  • Remove the pan from heat, season with salt and nutmeg to taste 

*If the sauce is too thick, add a little more milk
*If the sauce is too thin, return to heat and add a pat of butter and an equal amount of flour


Layer the casserole dishes in the following order:

  • Tomato/Meat sauce
  • Noodles
  • Tomato/Meat sauce
  • Bechamel sauce
  • Ricotta
  • Noodle
  • Repeat

*The meat and tomato sauce will be a little runny since it didn't cook for hours and hours. So use a  
  strainer spoon to put the sauce into the casserole.
*Last layer is mozzarella or provolone on top
*Be sure to save some thyme to mark your initials on top of the casserole you made, obvi.

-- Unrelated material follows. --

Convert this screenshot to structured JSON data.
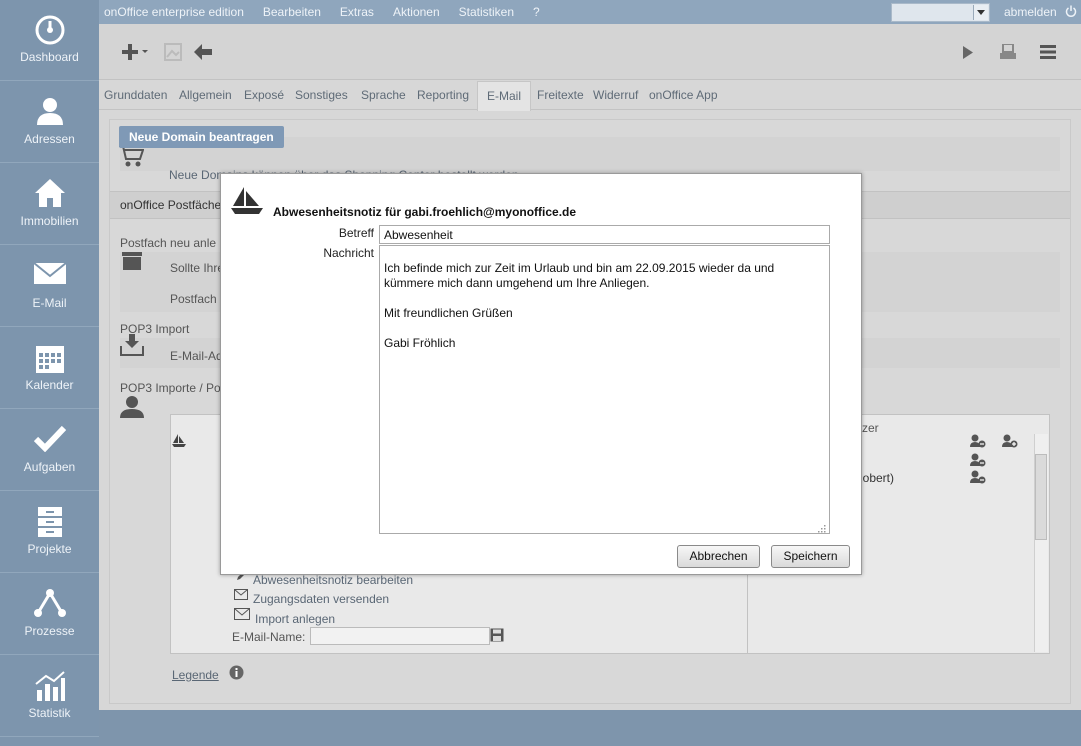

Here are some photos of the party this past Sunday. Apologies for the picture quality. They were taken by Lil' Q on her phone and obviously photo quality takes a back seat to stirring the bechamel.

AND... my cousin Anna just had her baby last night! Abigail. I can't wait to squeeze her while we're in Louisville for the holidays! Yay, Anna and Jay! Another lasagna eater!



  1. Love this tradition! I have to share that I consider my Mom a very legit Italian cook (she learned all her recipes from her Dad who was first generation American after his parents moved here from Sicily). She swears by cottage cheese in her lasagna and refuses to use anything else. It tends to be a bit creamier than the ricotta you find in the supermarkets here. :)

  2. Oh my cousins are gonna love this info. Cottage cheese is in fact, legit. Love it!

  3. D, this sounds DELICIOUS! YUM. And I love that you arrive just in time to eat!